CLOSE-UP: CRAFT ISSUE/INTERACTIVE TV COMMERCIALS - Blink is banking on getting a head start in interactive TV, Lisa Campbell explains

Blink Productions made history last week by becoming the first UK production house to launch an interactive commercials company.

Blink Productions made history last week by becoming the first UK

production house to launch an interactive commercials company.

Sleeper, a joint venture with the digital design outfit Deepend, aims to

produce interactive communications for any platform, from digital TV to

the internet. Headed by Mark Iremonger from the brand communications

company Maritz Communications, it promises to make creativity, not

technology, the essence of its work.

’Deepend has always been about brand communications - the technology

itself should be as invisible as possible,’ Peter Beech, the managing

director of Deepend, says.

James Studholme, the managing director of Blink, adds: ’We want to

produce the kind of work that will win Pencils.’

The pair are keen to stress the creative nature of the company in a bid

to get advertising creatives on board. They recognise that, although

clients and media owners are embracing the changes, interest within ad

agency creative departments is limited.

’The creative industry’s low opinion of the interactive arena is driven

by their poor experiences of the technology - they feel constrained by

it. But there will be seismic changes in the next 12-24 months, which

will present huge creative opportunities,’ Beech says.

What these changes are, the pair cannot say. ’It’s hard to say what our

offering is. What we can say is that TV commercials are a monologue and

we want to find a way to provide a mainstream dialogue,’ Studholme


Educating and stimulating creatives appears to be a tough task. Although

many look at the new venture with interest, a wait-and-see attitude

still prevails. One senior figure even suggested that it was a publicity

stunt: ’It’s like when everyone rushed to get a website up, and once

they did, they didn’t know what to do with it.’

Adrian Harrison, the managing director of RSA Films, also questions

whether the launch is premature. ’No-one quite knows how it’s all going

to work out. In some respects, Blink is clever in launching early but

there are still questions that need to be answered.’

A similar situation exists in the US, where only a handful of production

companies are gearing up for the digital revolution.

John Kamen, a co-proprietor at, is one of the few who has

been operating an ’emerging media’ department for some years. He argues

that it’s good to get in quick.

’You can’t apply the traditional production company model to new media.

There is no money to be made in just providing the resources. The key is

in providing original content.’

Despite the fact that some ad agencies - such as Grey, BMP DDB, HHCL &

Partners and Bartle Bogle Hegarty - are entering the digital arena and

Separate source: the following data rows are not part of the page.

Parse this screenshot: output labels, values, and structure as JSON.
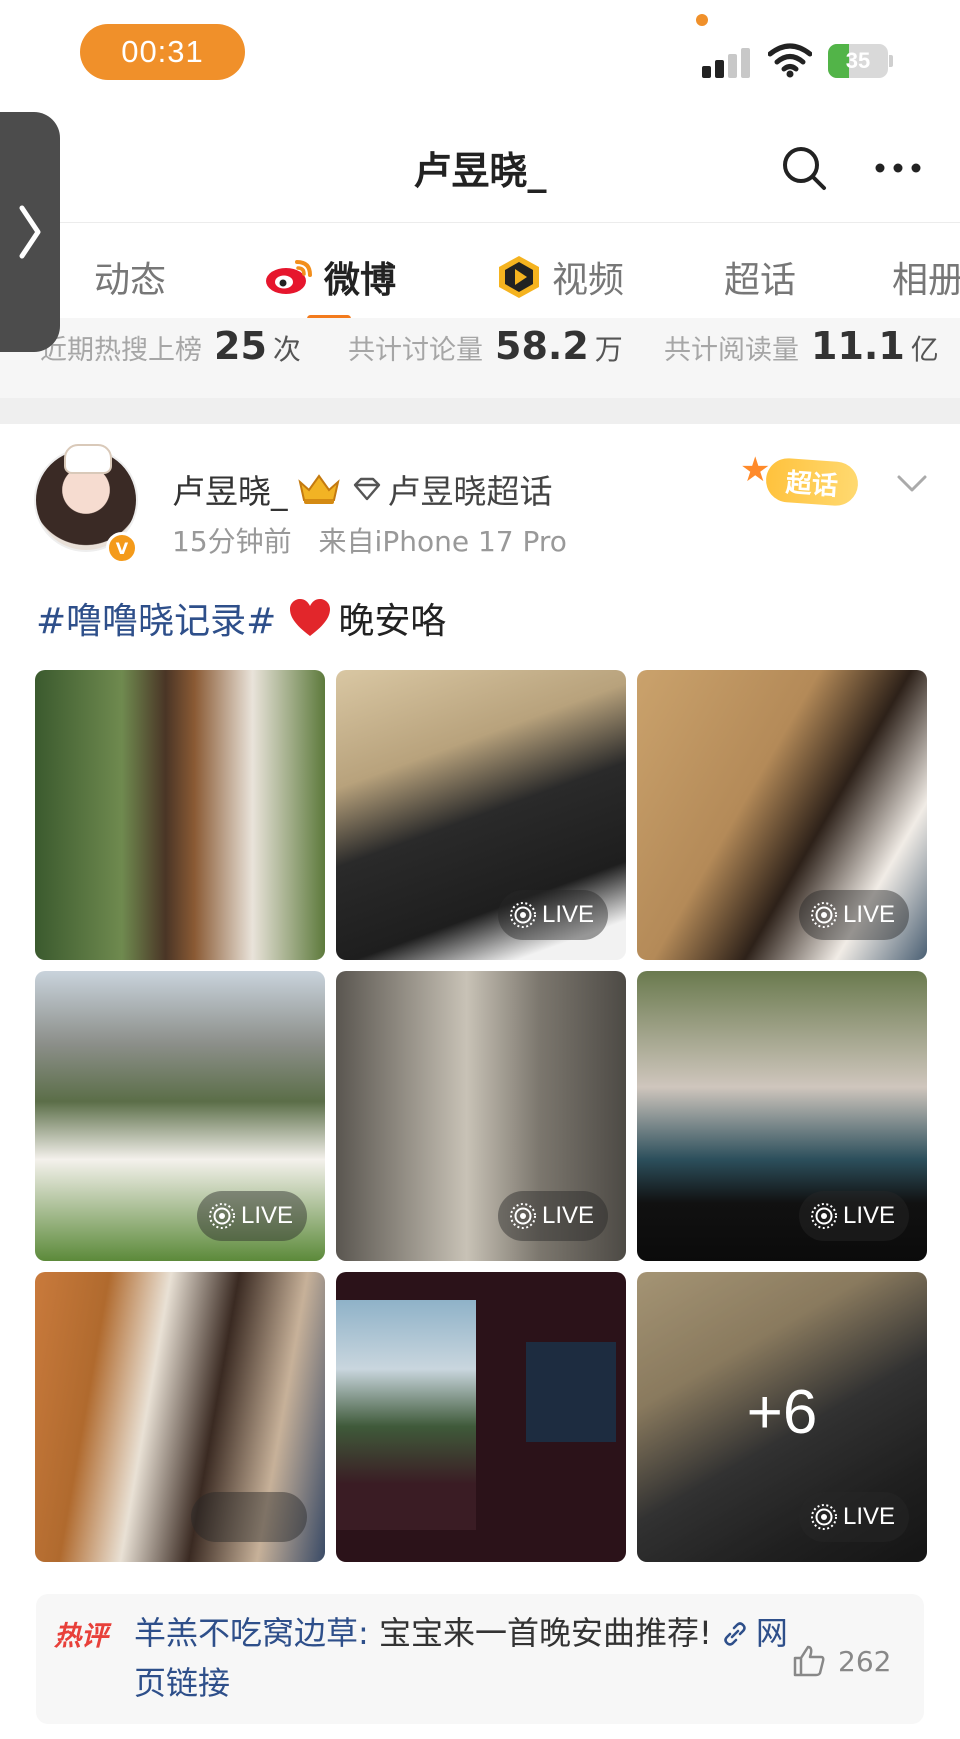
{
  "status_bar": {
    "time": "00:31",
    "battery": "35",
    "battery_level": 0.35
  },
  "nav": {
    "title": "卢昱晓_"
  },
  "tabs": [
    {
      "label": "动态",
      "active": false
    },
    {
      "label": "微博",
      "active": true
    },
    {
      "label": "视频",
      "active": false
    },
    {
      "label": "超话",
      "active": false
    },
    {
      "label": "相册",
      "active": false
    }
  ],
  "stats": [
    {
      "label": "近期热搜上榜",
      "value": "25",
      "unit": "次"
    },
    {
      "label": "共计讨论量",
      "value": "58.2",
      "unit": "万"
    },
    {
      "label": "共计阅读量",
      "value": "11.1",
      "unit": "亿"
    }
  ],
  "post": {
    "author": "卢昱晓_",
    "topic": "卢昱晓超话",
    "time": "15分钟前",
    "source": "来自iPhone 17 Pro",
    "badge_label": "超话",
    "verified_badge": "V",
    "hashtag": "#噜噜晓记录#",
    "body": "晚安咯",
    "live_label": "LIVE",
    "more_count": "+6"
  },
  "hot_comment": {
    "tag": "热评",
    "user": "羊羔不吃窝边草:",
    "text": " 宝宝来一首晚安曲推荐!",
    "link": "网页链接",
    "likes": "262"
  },
  "colors": {
    "accent": "#f37b1d",
    "link": "#2e4f8a",
    "hot": "#e8403a"
  }
}
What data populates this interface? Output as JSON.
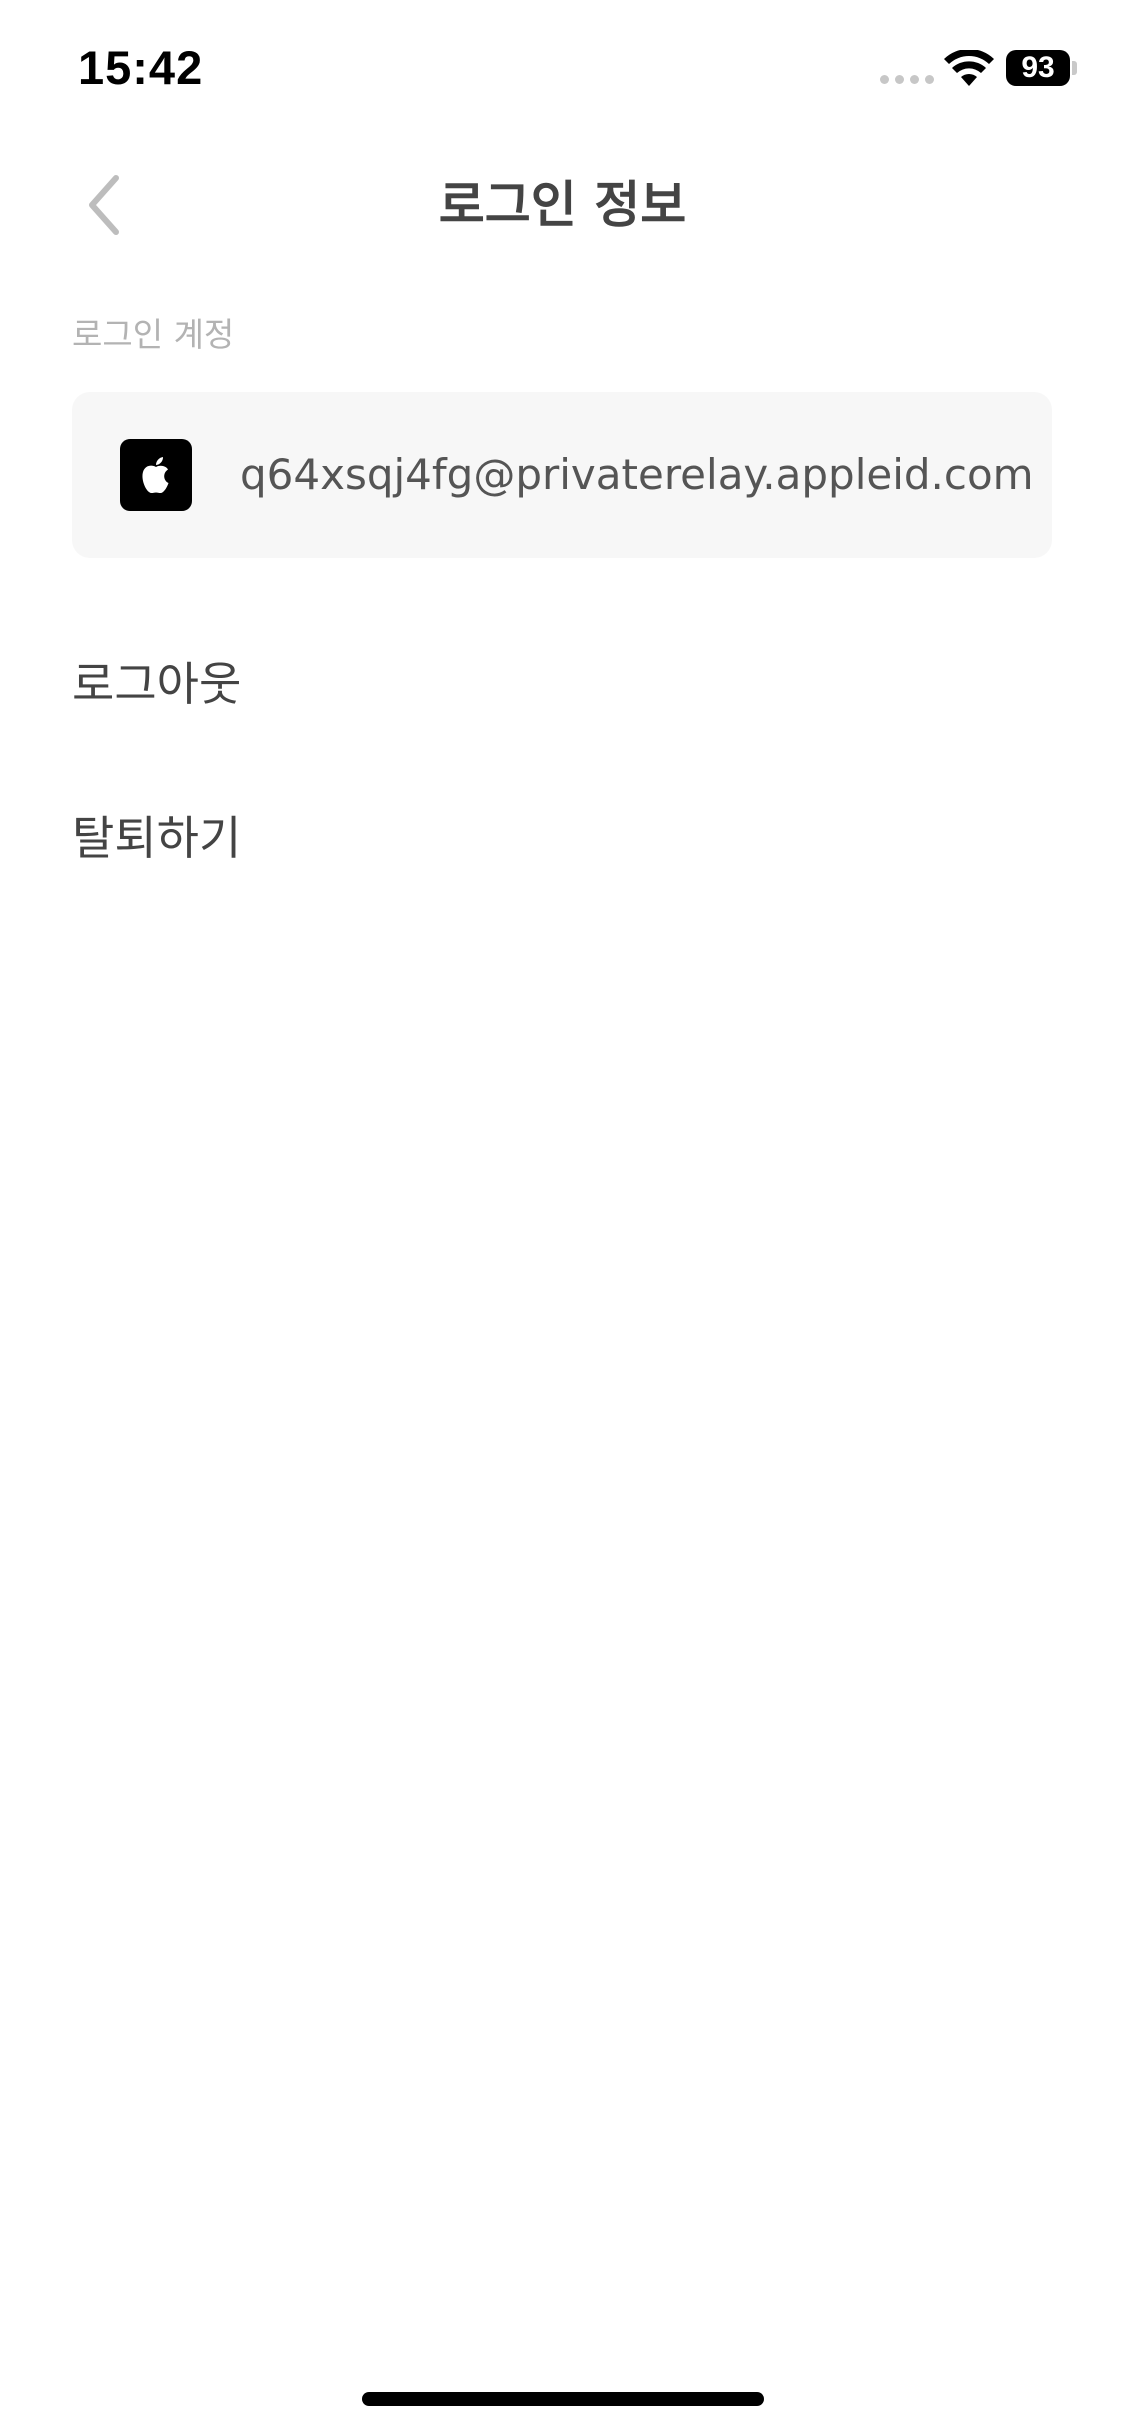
{
  "status_bar": {
    "time": "15:42",
    "battery_level": "93",
    "icons": [
      "signal-dots-icon",
      "wifi-icon",
      "battery-icon"
    ]
  },
  "nav": {
    "back_icon": "chevron-left-icon",
    "title": "로그인 정보"
  },
  "section": {
    "label": "로그인 계정"
  },
  "account": {
    "provider_icon": "apple-icon",
    "email": "q64xsqj4fg@privaterelay.appleid.com"
  },
  "menu": {
    "logout_label": "로그아웃",
    "withdraw_label": "탈퇴하기"
  },
  "colors": {
    "card_background": "#f7f7f7",
    "label_gray": "#b3b3b3",
    "text_dark": "#444444"
  }
}
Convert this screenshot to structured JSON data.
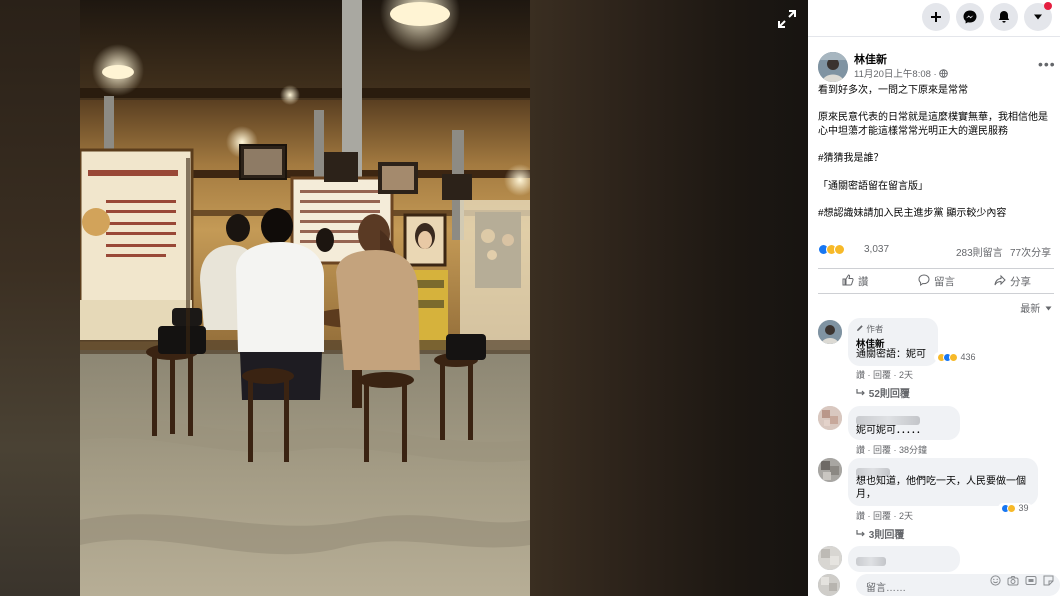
{
  "post": {
    "author": "林佳新",
    "date": "11月20日上午8:08 · ",
    "paragraphs": [
      "看到好多次，一問之下原來是常常",
      "原來民意代表的日常就是這麼樸實無華，我相信他是心中坦蕩才能這樣常常光明正大的選民服務",
      "#猜猜我是誰？",
      "「通關密語留在留言版」",
      "#想認識妹請加入民主進步黨 顯示較少內容"
    ],
    "reaction_count": "3,037",
    "comment_count": "283則留言",
    "share_count": "77次分享"
  },
  "actions": {
    "like": "讚",
    "comment": "留言",
    "share": "分享"
  },
  "sort_label": "最新",
  "comments": [
    {
      "badge": "作者",
      "name": "林佳新",
      "text": "通關密語：妮可",
      "reactions": "436",
      "like": "讚",
      "reply": "回覆",
      "time": "2天",
      "replies": "52則回覆"
    },
    {
      "name": "",
      "text": "妮可妮可．．．．．",
      "like": "讚",
      "reply": "回覆",
      "time": "38分鐘"
    },
    {
      "name": "",
      "text": "想也知道，他們吃一天，人民要做一個月，",
      "reactions": "39",
      "like": "讚",
      "reply": "回覆",
      "time": "2天",
      "replies": "3則回覆"
    },
    {
      "name": "",
      "text": "",
      "like": "",
      "reply": "",
      "time": ""
    }
  ],
  "composer": {
    "placeholder": "留言……"
  },
  "topbar": {
    "icons": [
      "plus-icon",
      "messenger-icon",
      "bell-icon",
      "caret-down-icon"
    ],
    "notification_color": "#e41e3f"
  },
  "colors": {
    "like_blue": "#1877f2",
    "haha_yellow": "#f7b928",
    "link_gray": "#65676b"
  }
}
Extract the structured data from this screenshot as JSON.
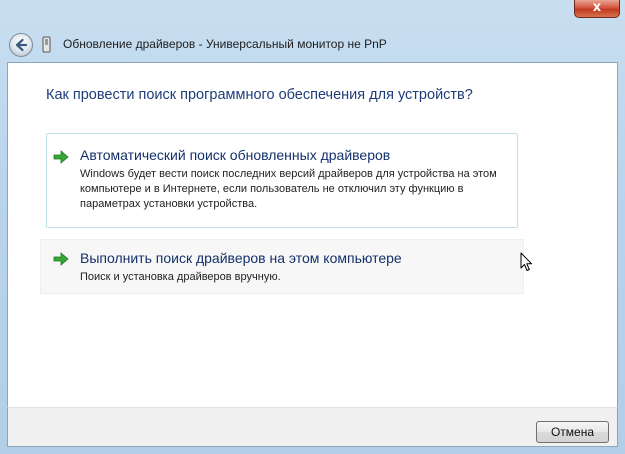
{
  "window": {
    "title": "Обновление драйверов - Универсальный монитор не PnP",
    "close_label": "x"
  },
  "content": {
    "question": "Как провести поиск программного обеспечения для устройств?",
    "options": [
      {
        "title": "Автоматический поиск обновленных драйверов",
        "description": "Windows будет вести поиск последних версий драйверов для устройства на этом компьютере и в Интернете, если пользователь не отключил эту функцию в параметрах установки устройства."
      },
      {
        "title": "Выполнить поиск драйверов на этом компьютере",
        "description": "Поиск и установка драйверов вручную."
      }
    ]
  },
  "footer": {
    "cancel_label": "Отмена"
  },
  "icons": {
    "back": "back-arrow-icon",
    "device": "device-icon",
    "option_arrow": "green-arrow-icon",
    "cursor": "mouse-pointer-icon"
  },
  "colors": {
    "accent_text": "#1f3d7a",
    "option_arrow": "#2f9e2f",
    "close_button": "#c23a22",
    "frame": "#b9d4ec"
  }
}
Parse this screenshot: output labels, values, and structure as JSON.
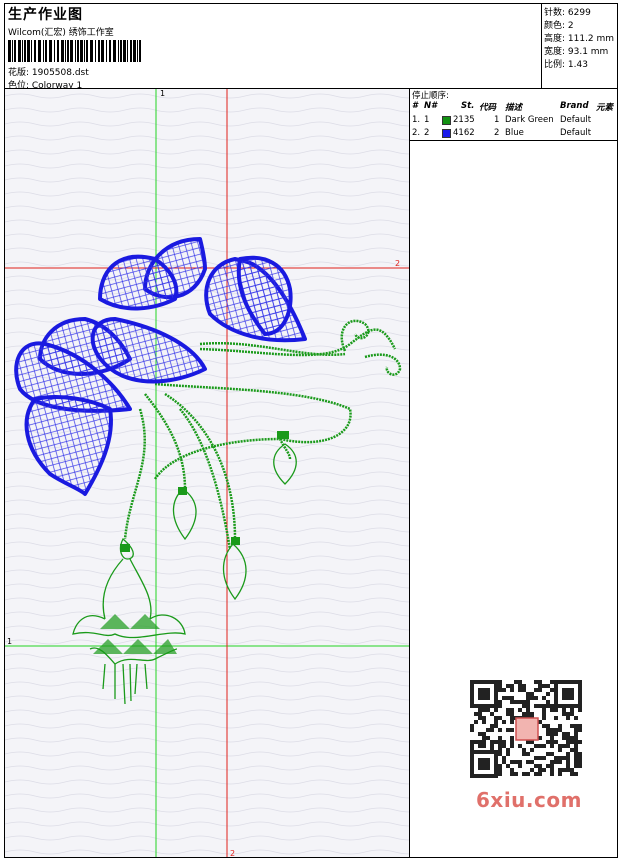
{
  "header": {
    "title": "生产作业图",
    "company": "Wilcom(汇宏) 绣饰工作室",
    "filename": "花版: 1905508.dst",
    "colorway": "色位: Colorway 1"
  },
  "stats": [
    {
      "label": "针数: 6299"
    },
    {
      "label": "颜色: 2"
    },
    {
      "label": "高度: 111.2 mm"
    },
    {
      "label": "宽度: 93.1 mm"
    },
    {
      "label": "比例: 1.43"
    }
  ],
  "stop_sequence": {
    "title": "停止顺序:",
    "columns": [
      "#",
      "N#",
      "St.",
      "代码",
      "描述",
      "Brand",
      "元素"
    ],
    "rows": [
      {
        "idx": "1.",
        "n": "1",
        "st": "2135",
        "code": "1",
        "desc": "Dark Green",
        "brand": "Default",
        "color": "#129112"
      },
      {
        "idx": "2.",
        "n": "2",
        "st": "4162",
        "code": "2",
        "desc": "Blue",
        "brand": "Default",
        "color": "#1a1aeb"
      }
    ]
  },
  "guides": {
    "green_top": "1",
    "green_left": "1",
    "red_right": "2",
    "red_bottom": "2"
  },
  "watermark": "6xiu.com",
  "colors": {
    "green": "#1a9a1a",
    "blue": "#1a1ae0",
    "red": "#e0201a",
    "guide_green": "#21d421"
  }
}
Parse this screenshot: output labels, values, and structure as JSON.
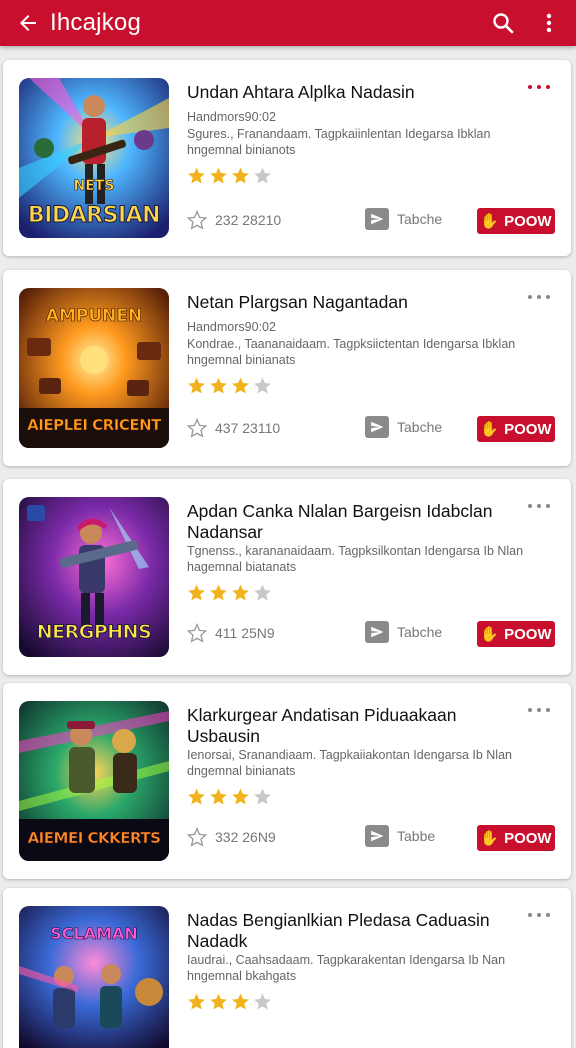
{
  "appbar": {
    "title": "Ihcajkog",
    "back_icon": "arrow-left-icon",
    "search_icon": "search-icon",
    "menu_icon": "more-vert-icon"
  },
  "colors": {
    "accent": "#c8102e",
    "star": "#f2b21b",
    "star_empty": "#c8c8c8"
  },
  "cards": [
    {
      "title": "Undan Ahtara Alplka Nadasin",
      "publisher": "Handmors90:02",
      "desc": "Sgures., Franandaam. Tagpkaiinlentan Idegarsa Ibklan hngemnal binianots",
      "rating": 3,
      "count": "232 28210",
      "tag": "Tabche",
      "button": "POOW",
      "thumb_top": "NETS",
      "thumb_text": "BIDARSIAN",
      "more_active": true
    },
    {
      "title": "Netan Plargsan Nagantadan",
      "publisher": "Handmors90:02",
      "desc": "Kondrae., Taananaidaam. Tagpksiictentan Idengarsa Ibklan hngemnal binianats",
      "rating": 3,
      "count": "437 23110",
      "tag": "Tabche",
      "button": "POOW",
      "thumb_top": "AMPUNEN",
      "thumb_text": "AIEPLEI CRICENT",
      "more_active": false
    },
    {
      "title": "Apdan Canka Nlalan Bargeisn Idabclan Nadansar",
      "publisher": "",
      "desc": "Tgnenss., karananaidaam. Tagpksilkontan Idengarsa Ib Nlan hagemnal biatanats",
      "rating": 3,
      "count": "411 25N9",
      "tag": "Tabche",
      "button": "POOW",
      "thumb_top": "",
      "thumb_text": "NERGPHNS",
      "more_active": false
    },
    {
      "title": "Klarkurgear Andatisan Piduaakaan Usbausin",
      "publisher": "",
      "desc": "Ienorsai, Sranandiaam. Tagpkaiiakontan Idengarsa Ib Nlan dngemnal binianats",
      "rating": 3,
      "count": "332 26N9",
      "tag": "Tabbe",
      "button": "POOW",
      "thumb_top": "",
      "thumb_text": "AIEMEI CKKERTS",
      "more_active": false
    },
    {
      "title": "Nadas Bengianlkian Pledasa Caduasin Nadadk",
      "publisher": "",
      "desc": "Iaudrai., Caahsadaam. Tagpkarakentan Idengarsa Ib Nan hngemnal bkahgats",
      "rating": 3,
      "count": "",
      "tag": "",
      "button": "",
      "thumb_top": "SCLAMAN",
      "thumb_text": "",
      "more_active": false
    }
  ]
}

despite the criticism about its timing, Studholme remains confident.

He explains: ’It won’t happen overnight - hence the name Sleeper - but

you can’t step into this in two years’ time. You have to earn your